Paul tells the Galatians that they are headed for the lifeless mountain of Horeb in the burning desert of Sinai, representing Hagar, who was turned out into the wilderness of Paran because they turned away from this beautiful New Jerusalem. This city is home to the children of the freewoman, Sarah, through Isaac and Jacob. So, since Abraham is their father, then Sarah, not Hagar, will be their mother. In other words, it was their choice. It was their decision to remain as part of the spiritual family of Abraham as brothers and sisters in the Anointed One. Or, they could keep going the way they were and become part of the physical family of Abraham as brothers and sisters with Ishmael and Esau. One would make their pilgrimage to the New Jerusalem, and the other a pilgrimage to Mecca.
This idea of a New Jerusalem was not started by Paul; it was already a part of Jewish teachings. One day Rabbi Nahman was talking to Rabbi Isaac and asked, what is the meaning of the scriptural verse, “The Holy One is in your midst, and I will not come into the city?” It certainly cannot mean that because He is God, not a human being, the Holy One among us, that He will not come into the city. Then Rabbi Johanan spoke up and said, the Holy One, (blessed be He), was saying that He refused to enter the heavenly Jerusalem until He entered the earthly Jerusalem. So, is there then a heavenly Jerusalem? Yes, of course, for it is written, Jerusalem, you are built as a city that is compact together. 

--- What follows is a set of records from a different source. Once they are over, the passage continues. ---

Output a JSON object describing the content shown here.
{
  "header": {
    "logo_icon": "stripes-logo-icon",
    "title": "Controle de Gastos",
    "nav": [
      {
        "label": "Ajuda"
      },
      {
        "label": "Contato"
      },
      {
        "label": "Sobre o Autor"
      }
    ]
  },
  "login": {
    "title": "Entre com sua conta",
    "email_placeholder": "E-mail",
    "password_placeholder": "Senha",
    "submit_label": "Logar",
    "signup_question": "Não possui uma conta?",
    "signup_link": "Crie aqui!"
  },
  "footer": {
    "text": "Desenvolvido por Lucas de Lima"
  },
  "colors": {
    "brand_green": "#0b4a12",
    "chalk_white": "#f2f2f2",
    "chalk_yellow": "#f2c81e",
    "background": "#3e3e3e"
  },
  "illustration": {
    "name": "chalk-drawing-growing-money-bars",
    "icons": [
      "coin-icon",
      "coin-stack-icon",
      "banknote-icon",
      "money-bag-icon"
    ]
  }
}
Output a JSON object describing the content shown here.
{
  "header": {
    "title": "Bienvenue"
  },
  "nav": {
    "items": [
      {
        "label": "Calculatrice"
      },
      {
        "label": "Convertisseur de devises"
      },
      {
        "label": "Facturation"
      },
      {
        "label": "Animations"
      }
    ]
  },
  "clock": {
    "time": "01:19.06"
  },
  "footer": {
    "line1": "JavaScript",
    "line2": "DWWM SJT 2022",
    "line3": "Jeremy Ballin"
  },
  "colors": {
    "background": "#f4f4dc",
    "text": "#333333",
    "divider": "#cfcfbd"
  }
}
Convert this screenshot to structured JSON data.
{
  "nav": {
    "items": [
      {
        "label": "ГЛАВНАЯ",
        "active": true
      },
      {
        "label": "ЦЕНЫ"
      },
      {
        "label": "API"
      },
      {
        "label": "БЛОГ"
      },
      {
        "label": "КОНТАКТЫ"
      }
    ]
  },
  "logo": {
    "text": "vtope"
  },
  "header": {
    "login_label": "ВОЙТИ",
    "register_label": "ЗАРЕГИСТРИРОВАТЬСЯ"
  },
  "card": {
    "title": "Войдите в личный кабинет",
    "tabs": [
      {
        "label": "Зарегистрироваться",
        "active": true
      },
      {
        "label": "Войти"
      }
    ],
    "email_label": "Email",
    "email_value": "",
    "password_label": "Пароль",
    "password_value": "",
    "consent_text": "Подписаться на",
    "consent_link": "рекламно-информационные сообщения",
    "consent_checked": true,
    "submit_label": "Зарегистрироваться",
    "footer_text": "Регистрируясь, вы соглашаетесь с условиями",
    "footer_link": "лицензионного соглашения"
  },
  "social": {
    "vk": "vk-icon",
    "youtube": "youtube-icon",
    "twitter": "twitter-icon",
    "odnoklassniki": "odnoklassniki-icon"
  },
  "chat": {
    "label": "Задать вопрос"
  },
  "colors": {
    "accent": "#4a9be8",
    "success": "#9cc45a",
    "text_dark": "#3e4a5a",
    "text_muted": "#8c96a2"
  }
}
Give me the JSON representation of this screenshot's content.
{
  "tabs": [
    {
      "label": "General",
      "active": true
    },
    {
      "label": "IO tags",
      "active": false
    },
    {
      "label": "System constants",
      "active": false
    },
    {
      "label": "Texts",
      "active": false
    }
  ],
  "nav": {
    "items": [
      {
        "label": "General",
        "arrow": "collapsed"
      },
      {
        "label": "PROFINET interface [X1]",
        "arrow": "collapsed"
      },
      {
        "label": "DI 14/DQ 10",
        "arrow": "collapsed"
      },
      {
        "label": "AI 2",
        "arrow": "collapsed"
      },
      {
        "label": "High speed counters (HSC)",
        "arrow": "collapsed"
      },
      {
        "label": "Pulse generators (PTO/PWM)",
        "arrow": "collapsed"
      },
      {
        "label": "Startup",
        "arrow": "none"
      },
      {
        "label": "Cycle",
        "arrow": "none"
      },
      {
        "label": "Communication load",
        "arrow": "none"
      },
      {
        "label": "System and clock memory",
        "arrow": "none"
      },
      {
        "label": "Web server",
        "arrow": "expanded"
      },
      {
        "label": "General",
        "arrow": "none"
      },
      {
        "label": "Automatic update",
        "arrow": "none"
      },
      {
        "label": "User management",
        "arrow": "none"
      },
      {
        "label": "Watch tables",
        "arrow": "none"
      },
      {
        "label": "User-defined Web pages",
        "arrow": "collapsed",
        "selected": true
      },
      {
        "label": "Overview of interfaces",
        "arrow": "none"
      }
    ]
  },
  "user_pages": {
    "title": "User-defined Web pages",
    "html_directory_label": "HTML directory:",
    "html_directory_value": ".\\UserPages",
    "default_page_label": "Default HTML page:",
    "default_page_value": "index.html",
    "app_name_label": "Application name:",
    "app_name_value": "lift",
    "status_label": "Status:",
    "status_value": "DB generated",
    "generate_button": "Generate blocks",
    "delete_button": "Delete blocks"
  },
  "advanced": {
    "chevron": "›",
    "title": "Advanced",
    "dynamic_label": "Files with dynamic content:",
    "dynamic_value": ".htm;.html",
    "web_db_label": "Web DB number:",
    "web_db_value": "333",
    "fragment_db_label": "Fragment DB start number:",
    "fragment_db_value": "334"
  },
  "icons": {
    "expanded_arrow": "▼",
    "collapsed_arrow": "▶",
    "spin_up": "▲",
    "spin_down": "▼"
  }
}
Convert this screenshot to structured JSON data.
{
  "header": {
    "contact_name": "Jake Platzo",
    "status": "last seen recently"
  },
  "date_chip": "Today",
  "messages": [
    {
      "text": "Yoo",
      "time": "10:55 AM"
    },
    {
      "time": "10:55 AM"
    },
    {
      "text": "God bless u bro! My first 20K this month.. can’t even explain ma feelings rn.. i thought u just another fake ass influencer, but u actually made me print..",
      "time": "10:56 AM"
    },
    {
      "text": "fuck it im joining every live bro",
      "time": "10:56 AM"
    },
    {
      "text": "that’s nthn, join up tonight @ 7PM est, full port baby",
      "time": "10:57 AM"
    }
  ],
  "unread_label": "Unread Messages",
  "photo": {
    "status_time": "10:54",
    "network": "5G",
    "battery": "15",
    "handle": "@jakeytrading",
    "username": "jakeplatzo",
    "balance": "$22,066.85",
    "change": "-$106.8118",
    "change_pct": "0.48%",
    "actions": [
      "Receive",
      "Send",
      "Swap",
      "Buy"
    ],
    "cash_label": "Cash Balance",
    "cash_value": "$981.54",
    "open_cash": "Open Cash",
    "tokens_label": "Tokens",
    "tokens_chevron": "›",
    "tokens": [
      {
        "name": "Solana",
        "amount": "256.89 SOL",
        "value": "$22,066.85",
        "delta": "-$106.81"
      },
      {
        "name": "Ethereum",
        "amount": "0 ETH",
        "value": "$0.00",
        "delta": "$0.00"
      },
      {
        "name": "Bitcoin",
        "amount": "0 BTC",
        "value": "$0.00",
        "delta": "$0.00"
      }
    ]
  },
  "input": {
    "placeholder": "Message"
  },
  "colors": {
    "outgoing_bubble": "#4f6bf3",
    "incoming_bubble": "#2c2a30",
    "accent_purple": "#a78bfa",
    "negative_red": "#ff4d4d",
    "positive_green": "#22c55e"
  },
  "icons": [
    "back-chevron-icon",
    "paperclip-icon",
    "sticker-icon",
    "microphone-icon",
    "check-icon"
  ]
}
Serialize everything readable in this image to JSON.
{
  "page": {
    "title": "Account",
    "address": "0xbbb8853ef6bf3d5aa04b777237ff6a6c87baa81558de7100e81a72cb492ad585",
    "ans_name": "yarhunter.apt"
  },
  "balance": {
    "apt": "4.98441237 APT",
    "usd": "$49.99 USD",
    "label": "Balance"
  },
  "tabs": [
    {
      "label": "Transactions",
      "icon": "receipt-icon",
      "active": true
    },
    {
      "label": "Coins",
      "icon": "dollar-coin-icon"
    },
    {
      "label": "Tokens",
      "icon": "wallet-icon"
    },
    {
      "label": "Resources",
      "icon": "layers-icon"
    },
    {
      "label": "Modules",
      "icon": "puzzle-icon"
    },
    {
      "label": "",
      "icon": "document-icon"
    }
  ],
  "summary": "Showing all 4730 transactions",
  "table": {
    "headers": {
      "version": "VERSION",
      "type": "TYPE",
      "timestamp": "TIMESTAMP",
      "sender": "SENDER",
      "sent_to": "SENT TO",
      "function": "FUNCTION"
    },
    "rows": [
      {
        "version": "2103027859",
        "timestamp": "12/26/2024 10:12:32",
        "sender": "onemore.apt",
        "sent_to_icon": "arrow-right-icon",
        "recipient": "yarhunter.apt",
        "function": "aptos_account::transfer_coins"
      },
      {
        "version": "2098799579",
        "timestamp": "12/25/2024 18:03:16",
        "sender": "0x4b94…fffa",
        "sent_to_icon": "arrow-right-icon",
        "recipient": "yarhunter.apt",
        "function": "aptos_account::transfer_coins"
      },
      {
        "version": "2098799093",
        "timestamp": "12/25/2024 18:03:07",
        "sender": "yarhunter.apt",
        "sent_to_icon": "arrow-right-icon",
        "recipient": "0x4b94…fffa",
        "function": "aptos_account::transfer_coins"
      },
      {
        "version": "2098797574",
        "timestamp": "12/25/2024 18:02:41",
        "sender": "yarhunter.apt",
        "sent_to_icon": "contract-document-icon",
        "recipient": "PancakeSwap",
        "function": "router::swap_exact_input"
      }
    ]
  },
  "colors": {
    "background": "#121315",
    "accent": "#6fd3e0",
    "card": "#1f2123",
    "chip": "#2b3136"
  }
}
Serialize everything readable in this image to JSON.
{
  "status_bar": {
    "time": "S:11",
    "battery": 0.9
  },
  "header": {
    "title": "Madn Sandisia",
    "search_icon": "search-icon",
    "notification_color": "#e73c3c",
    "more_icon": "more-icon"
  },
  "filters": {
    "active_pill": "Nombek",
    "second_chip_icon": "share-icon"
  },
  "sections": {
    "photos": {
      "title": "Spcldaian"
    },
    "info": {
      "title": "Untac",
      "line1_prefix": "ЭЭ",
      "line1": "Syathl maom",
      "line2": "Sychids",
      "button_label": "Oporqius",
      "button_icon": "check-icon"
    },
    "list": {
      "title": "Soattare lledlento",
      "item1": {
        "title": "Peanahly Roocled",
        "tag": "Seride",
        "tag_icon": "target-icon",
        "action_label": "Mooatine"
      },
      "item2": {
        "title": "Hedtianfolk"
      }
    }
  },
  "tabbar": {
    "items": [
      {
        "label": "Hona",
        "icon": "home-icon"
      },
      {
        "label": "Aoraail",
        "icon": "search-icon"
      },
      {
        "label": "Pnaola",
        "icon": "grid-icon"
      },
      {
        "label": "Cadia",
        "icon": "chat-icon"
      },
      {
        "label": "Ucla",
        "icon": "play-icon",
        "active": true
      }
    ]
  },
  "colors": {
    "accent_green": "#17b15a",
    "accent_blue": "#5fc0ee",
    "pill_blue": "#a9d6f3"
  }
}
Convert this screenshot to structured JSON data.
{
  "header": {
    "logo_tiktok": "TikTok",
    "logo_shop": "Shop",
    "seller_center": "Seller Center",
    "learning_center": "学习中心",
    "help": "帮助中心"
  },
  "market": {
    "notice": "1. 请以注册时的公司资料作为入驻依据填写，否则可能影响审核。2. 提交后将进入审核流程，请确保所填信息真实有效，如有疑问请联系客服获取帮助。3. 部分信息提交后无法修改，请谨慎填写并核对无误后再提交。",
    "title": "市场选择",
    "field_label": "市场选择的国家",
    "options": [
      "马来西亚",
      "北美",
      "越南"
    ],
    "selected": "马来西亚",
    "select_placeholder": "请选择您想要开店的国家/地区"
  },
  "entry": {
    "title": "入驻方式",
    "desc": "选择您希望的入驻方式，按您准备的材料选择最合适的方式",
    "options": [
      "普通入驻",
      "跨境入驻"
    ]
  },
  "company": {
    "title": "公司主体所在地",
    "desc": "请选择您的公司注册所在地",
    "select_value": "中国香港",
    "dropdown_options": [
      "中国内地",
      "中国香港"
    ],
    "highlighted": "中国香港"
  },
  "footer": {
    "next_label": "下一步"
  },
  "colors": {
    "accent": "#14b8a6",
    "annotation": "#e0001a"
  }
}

Roman monk and theologian John Cassian (360-432 AD), author of the twelve Books on the Institutes of the Cœnobia meant to train monks in monasteries, and the Conferences Works, which are purporting to relay the teachings of the Egyptian monastic fathers on the nature of the spiritual life which were highly influential in the development of Western monasticism. On the subject of the New Jerusalem, he states that this can be understood in a fourfold way: historically as the city of the Jews, allegorically as the church of the Anointed One, analogically as the heavenly city of God, which is the mother of all, and a figure of speech as the human soul, which is often put down or praised in the name of the Lord
 Deuteronomy 33:2
 Judges 5:5 – New Life Version
 Psalm 68:8, 17
 Ibid. 87:3-6
 Isaiah 2:2-3; See Ezekiel chapters 40-42
 Revelation 3:12-13
 Ibid. 21:1-2
 Ibid. 21:11-21
 Isaiah 62:1-3
 Ibid. 65:18; See 66:10
 Joel 3:17
 Micah 4:1-4
 Aramaic Targum to Song of Songs, Translation by Jay C. Treat, Ch. 8:5
 Philippians 3:20
 Hebrews 12:22
 Revelation 3:12; 21:2, 10-27
 Hosea 11:9
 Psalm 122:3
 Babylonian Talmud, Seder Mo’ed, Masekhet Ta’anith, folio 5a
 Ancient Christian Commentary on Scripture: On Galatians, op. cit., loc. cit., p. 489
 Edwards, M. J. (Ed.). On Galatians, pp. 69–70